GOAL OF THE EXERCISE:
Retype all of the data without changing a single word.

*** PROVIDED INFORMATION

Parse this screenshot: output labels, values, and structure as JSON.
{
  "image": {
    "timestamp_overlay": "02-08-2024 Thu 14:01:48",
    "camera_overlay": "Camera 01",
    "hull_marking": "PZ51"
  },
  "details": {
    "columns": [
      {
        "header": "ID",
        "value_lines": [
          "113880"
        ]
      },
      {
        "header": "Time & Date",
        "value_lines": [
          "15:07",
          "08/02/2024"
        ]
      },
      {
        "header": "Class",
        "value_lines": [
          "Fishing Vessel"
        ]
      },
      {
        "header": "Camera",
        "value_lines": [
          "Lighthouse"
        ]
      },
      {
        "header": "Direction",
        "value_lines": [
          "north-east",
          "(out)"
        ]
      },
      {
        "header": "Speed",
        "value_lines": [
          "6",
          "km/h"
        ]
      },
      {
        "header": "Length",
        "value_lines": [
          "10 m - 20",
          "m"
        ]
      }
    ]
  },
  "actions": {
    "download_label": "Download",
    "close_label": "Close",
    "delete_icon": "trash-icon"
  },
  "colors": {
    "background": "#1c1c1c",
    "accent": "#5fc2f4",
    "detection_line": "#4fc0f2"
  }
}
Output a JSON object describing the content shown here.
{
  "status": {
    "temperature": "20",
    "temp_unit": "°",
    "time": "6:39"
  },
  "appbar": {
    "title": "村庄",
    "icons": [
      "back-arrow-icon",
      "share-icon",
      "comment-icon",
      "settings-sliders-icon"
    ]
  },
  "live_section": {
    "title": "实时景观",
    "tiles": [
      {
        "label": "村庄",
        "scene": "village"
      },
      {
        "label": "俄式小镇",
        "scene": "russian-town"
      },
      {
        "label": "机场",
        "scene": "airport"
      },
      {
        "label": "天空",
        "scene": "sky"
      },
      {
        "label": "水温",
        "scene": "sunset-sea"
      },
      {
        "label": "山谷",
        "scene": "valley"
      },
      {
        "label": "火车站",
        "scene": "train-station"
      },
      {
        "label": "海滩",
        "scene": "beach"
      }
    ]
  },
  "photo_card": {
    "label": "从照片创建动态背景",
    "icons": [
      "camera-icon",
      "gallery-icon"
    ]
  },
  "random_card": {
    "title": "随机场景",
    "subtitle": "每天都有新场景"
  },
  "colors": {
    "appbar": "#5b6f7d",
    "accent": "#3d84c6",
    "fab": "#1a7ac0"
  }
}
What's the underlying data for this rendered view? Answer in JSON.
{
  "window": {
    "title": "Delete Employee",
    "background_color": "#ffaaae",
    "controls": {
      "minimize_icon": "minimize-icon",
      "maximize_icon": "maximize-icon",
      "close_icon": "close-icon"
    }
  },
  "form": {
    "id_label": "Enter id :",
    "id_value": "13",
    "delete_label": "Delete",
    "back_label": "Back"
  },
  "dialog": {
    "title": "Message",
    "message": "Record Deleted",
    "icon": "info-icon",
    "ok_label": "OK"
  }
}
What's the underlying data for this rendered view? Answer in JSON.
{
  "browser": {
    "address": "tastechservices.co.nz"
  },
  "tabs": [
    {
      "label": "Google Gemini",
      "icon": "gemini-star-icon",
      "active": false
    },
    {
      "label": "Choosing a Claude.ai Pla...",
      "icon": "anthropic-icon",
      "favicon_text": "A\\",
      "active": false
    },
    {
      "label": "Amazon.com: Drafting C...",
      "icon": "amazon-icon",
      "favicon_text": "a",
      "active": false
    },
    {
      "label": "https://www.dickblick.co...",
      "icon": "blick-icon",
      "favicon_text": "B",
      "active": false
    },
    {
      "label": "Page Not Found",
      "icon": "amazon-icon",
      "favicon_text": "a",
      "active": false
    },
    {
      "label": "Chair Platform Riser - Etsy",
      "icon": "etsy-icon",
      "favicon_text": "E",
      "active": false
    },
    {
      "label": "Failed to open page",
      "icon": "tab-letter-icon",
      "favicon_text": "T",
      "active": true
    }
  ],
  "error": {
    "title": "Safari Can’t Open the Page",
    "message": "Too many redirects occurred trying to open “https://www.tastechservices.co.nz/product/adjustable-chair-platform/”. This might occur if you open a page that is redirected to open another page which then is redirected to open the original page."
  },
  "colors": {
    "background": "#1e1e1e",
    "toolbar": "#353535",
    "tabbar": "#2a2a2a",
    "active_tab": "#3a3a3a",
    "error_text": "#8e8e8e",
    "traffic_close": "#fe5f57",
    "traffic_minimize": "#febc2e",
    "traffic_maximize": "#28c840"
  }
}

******

WRITTEN REPLY:
Parse this screenshot: output labels, values, and structure as JSON.
{
  "image": {
    "timestamp_overlay": "02-08-2024 Thu 14:01:48",
    "camera_overlay": "Camera 01",
    "hull_marking": "PZ51"
  },
  "details": {
    "columns": [
      {
        "header": "ID",
        "value_lines": [
          "113880"
        ]
      },
      {
        "header": "Time & Date",
        "value_lines": [
          "15:07",
          "08/02/2024"
        ]
      },
      {
        "header": "Class",
        "value_lines": [
          "Fishing Vessel"
        ]
      },
      {
        "header": "Camera",
        "value_lines": [
          "Lighthouse"
        ]
      },
      {
        "header": "Direction",
        "value_lines": [
          "north-east",
          "(out)"
        ]
      },
      {
        "header": "Speed",
        "value_lines": [
          "6",
          "km/h"
        ]
      },
      {
        "header": "Length",
        "value_lines": [
          "10 m - 20",
          "m"
        ]
      }
    ]
  },
  "actions": {
    "download_label": "Download",
    "close_label": "Close",
    "delete_icon": "trash-icon"
  },
  "colors": {
    "background": "#1c1c1c",
    "accent": "#5fc2f4",
    "detection_line": "#4fc0f2"
  }
}
Output a JSON object describing the content shown here.
{
  "status": {
    "temperature": "20",
    "temp_unit": "°",
    "time": "6:39"
  },
  "appbar": {
    "title": "村庄",
    "icons": [
      "back-arrow-icon",
      "share-icon",
      "comment-icon",
      "settings-sliders-icon"
    ]
  },
  "live_section": {
    "title": "实时景观",
    "tiles": [
      {
        "label": "村庄",
        "scene": "village"
      },
      {
        "label": "俄式小镇",
        "scene": "russian-town"
      },
      {
        "label": "机场",
        "scene": "airport"
      },
      {
        "label": "天空",
        "scene": "sky"
      },
      {
        "label": "水温",
        "scene": "sunset-sea"
      },
      {
        "label": "山谷",
        "scene": "valley"
      },
      {
        "label": "火车站",
        "scene": "train-station"
      },
      {
        "label": "海滩",
        "scene": "beach"
      }
    ]
  },
  "photo_card": {
    "label": "从照片创建动态背景",
    "icons": [
      "camera-icon",
      "gallery-icon"
    ]
  },
  "random_card": {
    "title": "随机场景",
    "subtitle": "每天都有新场景"
  },
  "colors": {
    "appbar": "#5b6f7d",
    "accent": "#3d84c6",
    "fab": "#1a7ac0"
  }
}
What's the underlying data for this rendered view? Answer in JSON.
{
  "window": {
    "title": "Delete Employee",
    "background_color": "#ffaaae",
    "controls": {
      "minimize_icon": "minimize-icon",
      "maximize_icon": "maximize-icon",
      "close_icon": "close-icon"
    }
  },
  "form": {
    "id_label": "Enter id :",
    "id_value": "13",
    "delete_label": "Delete",
    "back_label": "Back"
  },
  "dialog": {
    "title": "Message",
    "message": "Record Deleted",
    "icon": "info-icon",
    "ok_label": "OK"
  }
}
What's the underlying data for this rendered view? Answer in JSON.
{
  "browser": {
    "address": "tastechservices.co.nz"
  },
  "tabs": [
    {
      "label": "Google Gemini",
      "icon": "gemini-star-icon",
      "active": false
    },
    {
      "label": "Choosing a Claude.ai Pla...",
      "icon": "anthropic-icon",
      "favicon_text": "A\\",
      "active": false
    },
    {
      "label": "Amazon.com: Drafting C...",
      "icon": "amazon-icon",
      "favicon_text": "a",
      "active": false
    },
    {
      "label": "https://www.dickblick.co...",
      "icon": "blick-icon",
      "favicon_text": "B",
      "active": false
    },
    {
      "label": "Page Not Found",
      "icon": "amazon-icon",
      "favicon_text": "a",
      "active": false
    },
    {
      "label": "Chair Platform Riser - Etsy",
      "icon": "etsy-icon",
      "favicon_text": "E",
      "active": false
    },
    {
      "label": "Failed to open page",
      "icon": "tab-letter-icon",
      "favicon_text": "T",
      "active": true
    }
  ],
  "error": {
    "title": "Safari Can’t Open the Page",
    "message": "Too many redirects occurred trying to open “https://www.tastechservices.co.nz/product/adjustable-chair-platform/”. This might occur if you open a page that is redirected to open another page which then is redirected to open the original page."
  },
  "colors": {
    "background": "#1e1e1e",
    "toolbar": "#353535",
    "tabbar": "#2a2a2a",
    "active_tab": "#3a3a3a",
    "error_text": "#8e8e8e",
    "traffic_close": "#fe5f57",
    "traffic_minimize": "#febc2e",
    "traffic_maximize": "#28c840"
  }
}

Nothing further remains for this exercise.